Body size is a great first-glance indicator as to the age of the deer. Small, slender bodies are characteristic of young deer in the two to three-and-a-half year age class. Deer in the four to five-and-a-half year age class will begin to look much larger with a bigger chest and tapered hind end. Mature bucks will often be close to double the overall body size of does. That said I've seen three-and-a-half year old bucks that had antlers scoring over 190 inches B&C. I know, sounds odd, but we actually had a well-known deer biologist in camp at the time to confirm it. Bottom line - body size is a great place to start, but it is not solely indicative of the trophy caliber of the deer.
Velvet vs. Hard Antler
A velvet coating makes average antlers look big and big antlers look enormous, its that simple. If you're an early season deer hunter then you know that antlers always look bigger in velvet. Learning to accurately field judge the size of antlers at this stage of the season can be tough. Short summer hair makes the deer's body appear smaller and the velvet adds considerable mass to the antlers making them look a whole lot bigger. Although by no means a confirmed calculation, whenever I'm field judging deer on the hoof, I typically subtract about five percent from what they appear to score to estimate the actual Boone & Crockett tally in inches. For instance, a buck that looks like a 150 class specimen in velvet may actually score around the 143 inch mark as a hard antlered deer. The difference will vary depending on all of the other variables, i.e., mass, height, and width (spread).
Deer with velvet antlers
When No Decision is Needed
Deer hunters often hum and haw over whether or not to shoot. Most often a buck takes some evaluation to come up with a true estimation of its trophy quality. Then there are those that are undeniably Boone and Crockett quality, i.e., measuring over the all-time book minimum of 170 inches for whitetails and 190 inches for mule deer. These are the bucks that require no second glance; you just know instantly that it's a shooter.
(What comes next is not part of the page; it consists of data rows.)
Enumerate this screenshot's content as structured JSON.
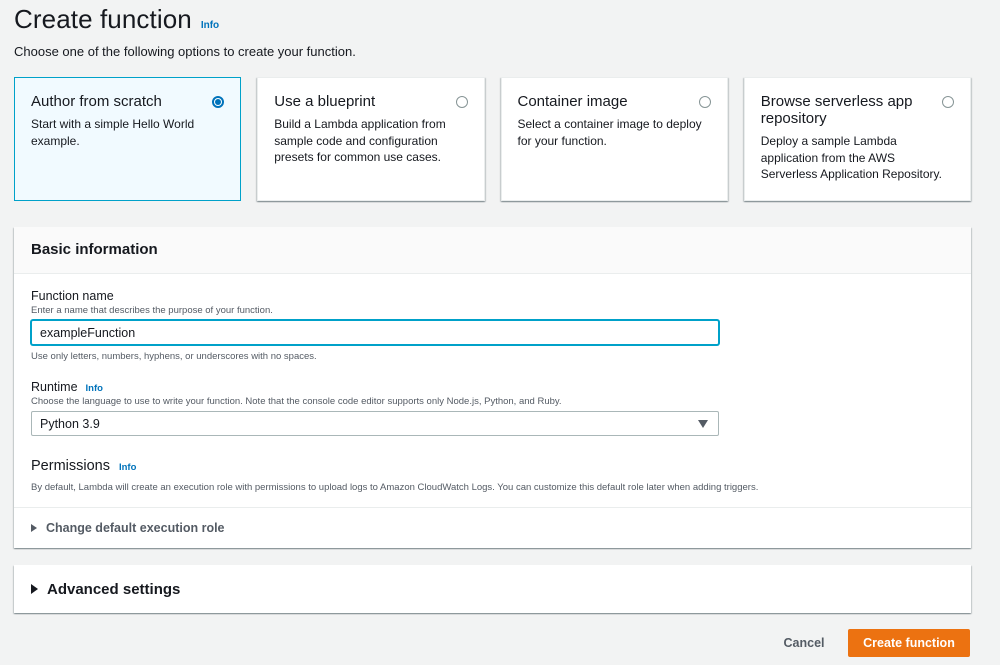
{
  "header": {
    "title": "Create function",
    "info_label": "Info",
    "subtitle": "Choose one of the following options to create your function."
  },
  "options": [
    {
      "title": "Author from scratch",
      "description": "Start with a simple Hello World example.",
      "selected": true
    },
    {
      "title": "Use a blueprint",
      "description": "Build a Lambda application from sample code and configuration presets for common use cases.",
      "selected": false
    },
    {
      "title": "Container image",
      "description": "Select a container image to deploy for your function.",
      "selected": false
    },
    {
      "title": "Browse serverless app repository",
      "description": "Deploy a sample Lambda application from the AWS Serverless Application Repository.",
      "selected": false
    }
  ],
  "basic_info": {
    "title": "Basic information",
    "function_name": {
      "label": "Function name",
      "description": "Enter a name that describes the purpose of your function.",
      "value": "exampleFunction",
      "constraint": "Use only letters, numbers, hyphens, or underscores with no spaces."
    },
    "runtime": {
      "label": "Runtime",
      "info_label": "Info",
      "description": "Choose the language to use to write your function. Note that the console code editor supports only Node.js, Python, and Ruby.",
      "value": "Python 3.9"
    },
    "permissions": {
      "label": "Permissions",
      "info_label": "Info",
      "description": "By default, Lambda will create an execution role with permissions to upload logs to Amazon CloudWatch Logs. You can customize this default role later when adding triggers.",
      "expander_label": "Change default execution role"
    }
  },
  "advanced": {
    "label": "Advanced settings"
  },
  "footer": {
    "cancel_label": "Cancel",
    "create_label": "Create function"
  },
  "colors": {
    "accent": "#0073bb",
    "primary_button": "#ec7211",
    "selected_border": "#00a1c9",
    "selected_bg": "#f1faff"
  }
}
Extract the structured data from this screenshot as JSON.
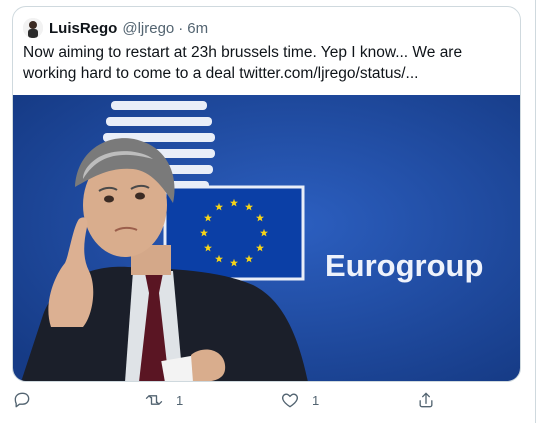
{
  "tweet": {
    "author_name": "LuisRego",
    "handle": "@ljrego",
    "separator": "·",
    "time": "6m",
    "text": "Now aiming to restart at 23h brussels time. Yep I know... We are working hard to come to a deal twitter.com/ljrego/status/..."
  },
  "media": {
    "sign_text": "Eurogroup",
    "background_color": "#1f4ea3",
    "flag_color": "#0a3fa8",
    "star_color": "#f7d417"
  },
  "actions": {
    "reply_icon": "reply-icon",
    "retweet_icon": "retweet-icon",
    "retweet_count": "1",
    "like_icon": "heart-icon",
    "like_count": "1",
    "share_icon": "share-icon"
  },
  "colors": {
    "secondary_text": "#536471",
    "border": "#cfd9de"
  }
}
The ultimate buck has all of the above, namely an enormous body with a heavy, wide, tall rack with too many points to count at a glance. If you're lucky enough to bring down a buck of this description you can count your lucky stars. Most trophy bucks have at least a couple of these characteristics, but very few have all of them. Consider these features as you field score deer on your next outing and you're well on your way to knocking down a trophy.
Kevin Wilson is a freelance outdoors writer and professional big game & waterfowl
guide/outfitter from Alberta, Canada. Confessing an obsession for big whitetails
and bighorn sheep, he has hunted most North American big game species with either
bow, muzzleloader, rifle or shotgun. Specializing in archery, freshwater fishing,
waterfowl and big game hunting, his articles can be found in several well known
outdoor publications across the U.S. and Canada. For more information on his
outfitting services, visit www.venturenorthoutfitting.com .
Member of OWAA & OWC.